**** Raw data

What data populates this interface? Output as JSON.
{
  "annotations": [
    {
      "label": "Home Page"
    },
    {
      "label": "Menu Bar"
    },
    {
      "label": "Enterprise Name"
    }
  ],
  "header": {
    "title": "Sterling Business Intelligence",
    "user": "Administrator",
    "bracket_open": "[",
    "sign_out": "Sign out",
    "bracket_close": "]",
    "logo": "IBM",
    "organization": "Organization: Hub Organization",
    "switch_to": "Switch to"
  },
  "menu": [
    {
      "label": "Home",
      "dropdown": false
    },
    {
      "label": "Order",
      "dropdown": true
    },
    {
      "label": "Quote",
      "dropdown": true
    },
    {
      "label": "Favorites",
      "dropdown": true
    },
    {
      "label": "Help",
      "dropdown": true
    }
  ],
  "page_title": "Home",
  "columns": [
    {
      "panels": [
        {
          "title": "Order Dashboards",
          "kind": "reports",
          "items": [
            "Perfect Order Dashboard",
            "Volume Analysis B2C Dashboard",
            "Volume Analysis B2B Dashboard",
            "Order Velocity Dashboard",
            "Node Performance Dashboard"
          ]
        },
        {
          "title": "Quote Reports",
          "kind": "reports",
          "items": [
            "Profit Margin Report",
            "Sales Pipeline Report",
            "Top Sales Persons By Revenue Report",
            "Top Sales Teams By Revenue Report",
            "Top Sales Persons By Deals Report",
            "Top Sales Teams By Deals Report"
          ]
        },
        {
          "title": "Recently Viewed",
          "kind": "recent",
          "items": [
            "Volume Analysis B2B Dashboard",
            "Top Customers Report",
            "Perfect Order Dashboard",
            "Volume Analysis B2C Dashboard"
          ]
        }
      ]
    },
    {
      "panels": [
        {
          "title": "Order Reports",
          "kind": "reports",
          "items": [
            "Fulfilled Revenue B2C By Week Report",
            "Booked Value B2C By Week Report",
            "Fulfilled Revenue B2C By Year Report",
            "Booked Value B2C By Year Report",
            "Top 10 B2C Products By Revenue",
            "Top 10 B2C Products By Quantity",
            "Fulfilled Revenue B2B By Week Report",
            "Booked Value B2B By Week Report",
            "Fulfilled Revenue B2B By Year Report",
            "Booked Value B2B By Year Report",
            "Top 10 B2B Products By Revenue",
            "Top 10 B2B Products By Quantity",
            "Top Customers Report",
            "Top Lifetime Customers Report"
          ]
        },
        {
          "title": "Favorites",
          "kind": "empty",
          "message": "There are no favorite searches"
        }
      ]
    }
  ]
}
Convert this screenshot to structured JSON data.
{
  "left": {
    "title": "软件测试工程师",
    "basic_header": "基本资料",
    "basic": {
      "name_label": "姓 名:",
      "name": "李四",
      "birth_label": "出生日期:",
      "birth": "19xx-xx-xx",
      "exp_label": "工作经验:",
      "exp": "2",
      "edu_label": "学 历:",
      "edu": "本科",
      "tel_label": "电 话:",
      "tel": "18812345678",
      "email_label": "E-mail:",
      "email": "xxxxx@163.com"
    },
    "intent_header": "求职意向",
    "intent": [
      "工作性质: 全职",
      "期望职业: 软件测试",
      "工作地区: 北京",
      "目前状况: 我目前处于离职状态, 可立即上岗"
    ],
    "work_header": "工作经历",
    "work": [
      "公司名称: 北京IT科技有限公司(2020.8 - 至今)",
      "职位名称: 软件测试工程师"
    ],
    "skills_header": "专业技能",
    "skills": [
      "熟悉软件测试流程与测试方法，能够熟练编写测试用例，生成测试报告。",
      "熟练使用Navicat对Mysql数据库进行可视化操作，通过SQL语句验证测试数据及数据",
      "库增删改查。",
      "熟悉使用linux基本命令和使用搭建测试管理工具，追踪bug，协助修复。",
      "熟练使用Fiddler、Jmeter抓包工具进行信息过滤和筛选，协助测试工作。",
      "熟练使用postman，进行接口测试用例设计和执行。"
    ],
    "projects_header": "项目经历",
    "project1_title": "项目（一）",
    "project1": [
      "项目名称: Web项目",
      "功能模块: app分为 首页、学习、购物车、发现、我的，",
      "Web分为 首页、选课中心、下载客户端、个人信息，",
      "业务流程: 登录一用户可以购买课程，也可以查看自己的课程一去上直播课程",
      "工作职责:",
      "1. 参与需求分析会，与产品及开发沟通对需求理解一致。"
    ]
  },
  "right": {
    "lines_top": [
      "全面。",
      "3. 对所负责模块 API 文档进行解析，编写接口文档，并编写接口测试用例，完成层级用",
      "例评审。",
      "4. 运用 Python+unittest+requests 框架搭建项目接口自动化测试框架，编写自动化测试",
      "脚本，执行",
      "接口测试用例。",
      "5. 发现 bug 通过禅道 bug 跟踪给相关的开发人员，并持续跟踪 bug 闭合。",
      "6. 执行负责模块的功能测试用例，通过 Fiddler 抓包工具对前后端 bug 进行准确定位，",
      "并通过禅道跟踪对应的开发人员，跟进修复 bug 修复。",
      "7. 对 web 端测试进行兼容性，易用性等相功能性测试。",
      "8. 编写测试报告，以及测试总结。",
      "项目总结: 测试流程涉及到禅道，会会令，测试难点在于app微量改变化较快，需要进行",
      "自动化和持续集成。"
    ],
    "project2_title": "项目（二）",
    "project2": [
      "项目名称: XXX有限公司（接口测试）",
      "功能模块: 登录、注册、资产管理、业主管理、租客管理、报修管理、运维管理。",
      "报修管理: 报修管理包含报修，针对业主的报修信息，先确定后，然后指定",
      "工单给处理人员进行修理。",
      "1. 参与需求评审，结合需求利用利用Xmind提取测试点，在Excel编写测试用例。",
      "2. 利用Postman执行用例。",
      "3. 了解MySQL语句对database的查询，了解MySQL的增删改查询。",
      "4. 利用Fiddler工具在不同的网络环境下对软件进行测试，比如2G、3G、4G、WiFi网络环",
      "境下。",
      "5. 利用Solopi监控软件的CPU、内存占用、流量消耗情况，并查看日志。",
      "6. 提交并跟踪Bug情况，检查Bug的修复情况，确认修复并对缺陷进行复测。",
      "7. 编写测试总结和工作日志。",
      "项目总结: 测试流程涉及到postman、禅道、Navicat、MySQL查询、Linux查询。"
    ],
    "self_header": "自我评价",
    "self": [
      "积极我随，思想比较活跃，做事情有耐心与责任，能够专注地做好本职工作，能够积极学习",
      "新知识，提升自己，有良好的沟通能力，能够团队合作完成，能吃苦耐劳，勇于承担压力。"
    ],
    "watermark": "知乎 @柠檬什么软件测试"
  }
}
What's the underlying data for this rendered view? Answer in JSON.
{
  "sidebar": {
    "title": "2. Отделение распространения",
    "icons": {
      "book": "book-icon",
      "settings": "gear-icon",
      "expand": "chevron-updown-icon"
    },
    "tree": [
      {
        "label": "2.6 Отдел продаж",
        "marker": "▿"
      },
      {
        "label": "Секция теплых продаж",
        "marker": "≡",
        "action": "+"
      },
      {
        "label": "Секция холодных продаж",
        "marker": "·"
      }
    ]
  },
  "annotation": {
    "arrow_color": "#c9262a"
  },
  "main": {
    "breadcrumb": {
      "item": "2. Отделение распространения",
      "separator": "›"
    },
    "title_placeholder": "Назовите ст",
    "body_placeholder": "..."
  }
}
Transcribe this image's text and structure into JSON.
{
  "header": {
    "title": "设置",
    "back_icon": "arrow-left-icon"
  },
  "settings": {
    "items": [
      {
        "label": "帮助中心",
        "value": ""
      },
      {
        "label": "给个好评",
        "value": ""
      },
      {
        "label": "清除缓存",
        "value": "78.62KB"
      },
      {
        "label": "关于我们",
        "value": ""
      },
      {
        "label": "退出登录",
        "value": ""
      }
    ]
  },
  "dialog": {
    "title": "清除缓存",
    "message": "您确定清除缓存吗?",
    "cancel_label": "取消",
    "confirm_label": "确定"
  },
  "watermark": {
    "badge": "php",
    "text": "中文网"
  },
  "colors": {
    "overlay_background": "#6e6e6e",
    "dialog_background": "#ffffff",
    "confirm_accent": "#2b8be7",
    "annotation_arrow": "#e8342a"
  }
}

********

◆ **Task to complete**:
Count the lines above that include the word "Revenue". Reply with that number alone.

◆ **Response box**:
8